  • Using family health history, genotype, and phenotype results of a patient or relative, to determine if the patient needs further testing or sequence analysis, and/or if a relative needs the same

  • It is difficult to predict all of the secondary uses of this information and so having it in a programmatic standard that people can consume across a number of resources in both a format for analysis as well as for building algorithms and tools over would be of high utility.

  • Link multiple individuals within same pedigree.

  • Describe multiple phenotypic/diagnostic/genetic features per individual.

  • Robustly represent relationships necessary for counseling (e.g., adoption), risk assessment (e.g., infertility, miscarriage, health history), and assisted reproduction (e.g., IVF, MRT).

The GA4GH Pedigree Ecosystem

The GA4GH Pedigree Ecosystem

The Common Datset for FHH

The collection and use of family health histories span medical activities from genetic research to heritable risk assessment in patient care. For all the stakeholders in this process, the goal must be data that is accurate and coded for effective analysis, and transferable between systems. To achieve this, a globally accepted and universally implemented family health history (FHH) data set should be established as a benchmark. The purpose of the common dataset document is to create an updated recommended data set that can be used not only in both research and clinical settings, but to eliminate the gap between the two disciplines. This recommendation should also guide the development of research, clinical, and patient-facing FHH data and information collection tools, applications, and data repositories. This document should only be used as informative.

Common Dataset Document

This work was inspired by the efforts of the Personalized Health Care Workgroup of the American Health Information Community, which first released its recommendation on a core family health history (FHH) minimum data set on October 25, 2007. A peer-reviewed paper was published in December 2008.

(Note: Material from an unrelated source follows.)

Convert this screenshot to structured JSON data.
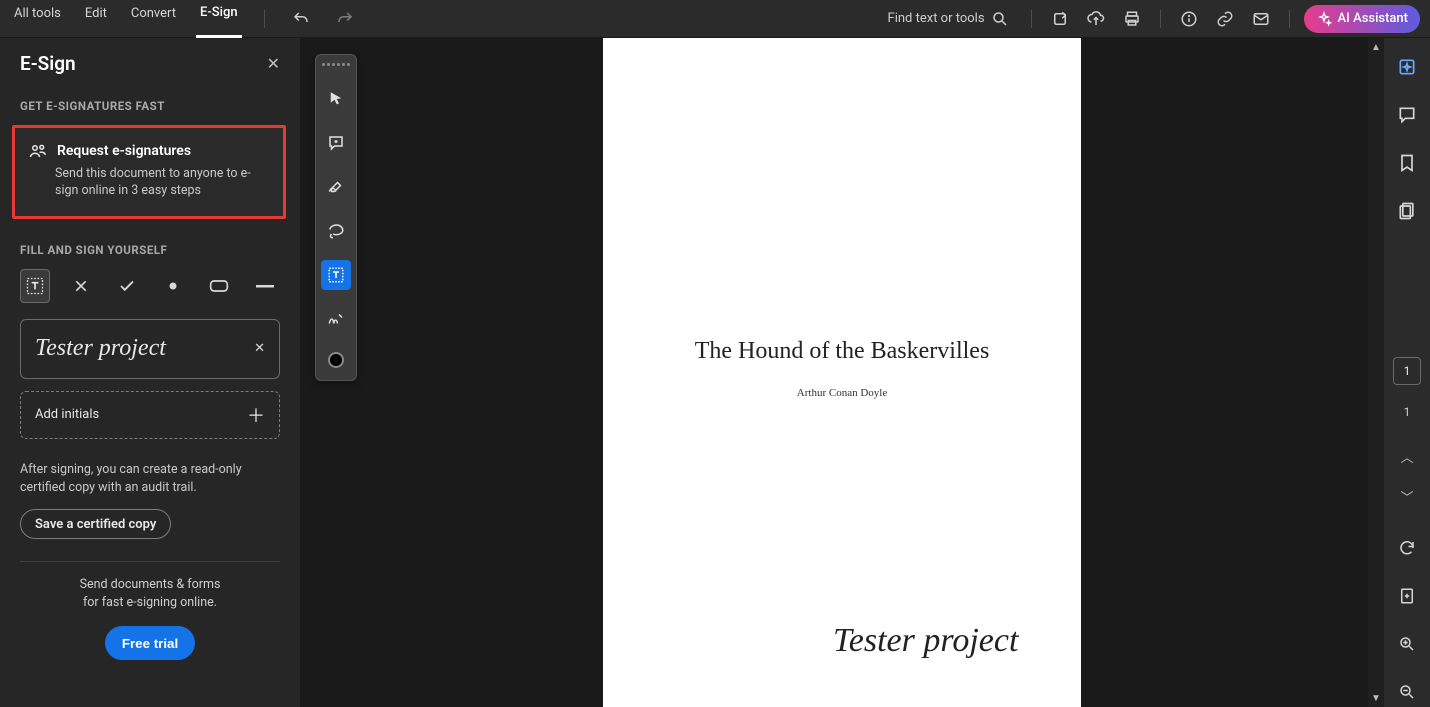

Requirement Levels

The Pedigree model uses two requirement levels.


If a field is required, its presence is an absolute requirement of the specification, failing which the entire model is regarded as malformed. This corresponds to the key words MUST, REQUIRED, and SHALL in RFC2119.

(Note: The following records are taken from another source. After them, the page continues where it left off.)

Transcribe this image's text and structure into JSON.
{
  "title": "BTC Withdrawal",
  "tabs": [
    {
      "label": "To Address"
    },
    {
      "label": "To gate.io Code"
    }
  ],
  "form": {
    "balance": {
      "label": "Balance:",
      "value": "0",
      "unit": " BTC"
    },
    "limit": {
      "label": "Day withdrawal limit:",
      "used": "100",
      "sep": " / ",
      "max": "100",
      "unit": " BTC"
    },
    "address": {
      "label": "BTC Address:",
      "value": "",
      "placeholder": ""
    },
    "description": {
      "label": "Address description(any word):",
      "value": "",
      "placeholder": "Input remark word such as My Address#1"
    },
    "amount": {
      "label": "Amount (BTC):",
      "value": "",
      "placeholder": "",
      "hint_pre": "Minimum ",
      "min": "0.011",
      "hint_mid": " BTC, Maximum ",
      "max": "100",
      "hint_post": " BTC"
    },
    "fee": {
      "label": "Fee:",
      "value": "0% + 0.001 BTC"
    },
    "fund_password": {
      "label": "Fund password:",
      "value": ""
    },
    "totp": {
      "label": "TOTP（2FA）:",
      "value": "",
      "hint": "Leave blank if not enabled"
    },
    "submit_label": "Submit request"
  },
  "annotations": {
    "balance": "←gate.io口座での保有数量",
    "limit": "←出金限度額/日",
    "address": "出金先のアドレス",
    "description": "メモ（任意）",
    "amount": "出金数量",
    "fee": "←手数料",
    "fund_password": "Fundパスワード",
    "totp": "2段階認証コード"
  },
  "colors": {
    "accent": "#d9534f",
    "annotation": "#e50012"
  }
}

A field is truly optional. This category can be applied to fields that are only useful for a certain type of data. For instance, the Proband ID and Type field is only required when the pedigree is used to focus on heritable risk for a specific person in the pedigree. For other use cases such as research, a Proband type may be needed.

Brief Explainer of Protobuf and HL7 FHIR

Depending on how you choose to work with the GA4GH Pedigree model, you may be working with different formats.

If using the Pedigree model in the context of Phenopackets: Phenopackets schema uses protobuf, an exchange format developed in 2008 by Google. It is recommened to review to the Wikipedia page on Protobuf and to Google’s documentation for details. This page intends to get curious readers who are unfamiliar with protobuf up to speed with the main aspects of this technology, but it is not necessary to understand protobuf to use the phenopacket or pedigree schemas. Learn more about the Phenopackets here, and the draft Phenopackets implementation of Pedigree here.

If using the Pedigree model in the context of HL7 FHIR: Fast Health Interoperability Resources (FHIR) is a loosely defined base model describing things in healthcare (e.g. Patient, Specimen) and how they relate to each other, developed by Health Level 7 (HL7). The FHIR specification is completely technology agnostic. Thus, it does not depend on programming languages or include things like relational database schemas. It is up to the implementers to decide how to implement the data model (i.e. relational database, nosql database, etc) and RESTful API. To learn more about FHIR, we recommend you check out the following resources:, FHIR Basics, and this excellent FHIR 101 Jupyter Notebook developed by NIH Cloud-based Platform Interoperability (NCPI) Working Groups. Learn more about the Pedigree FHIR Implementation Guide here.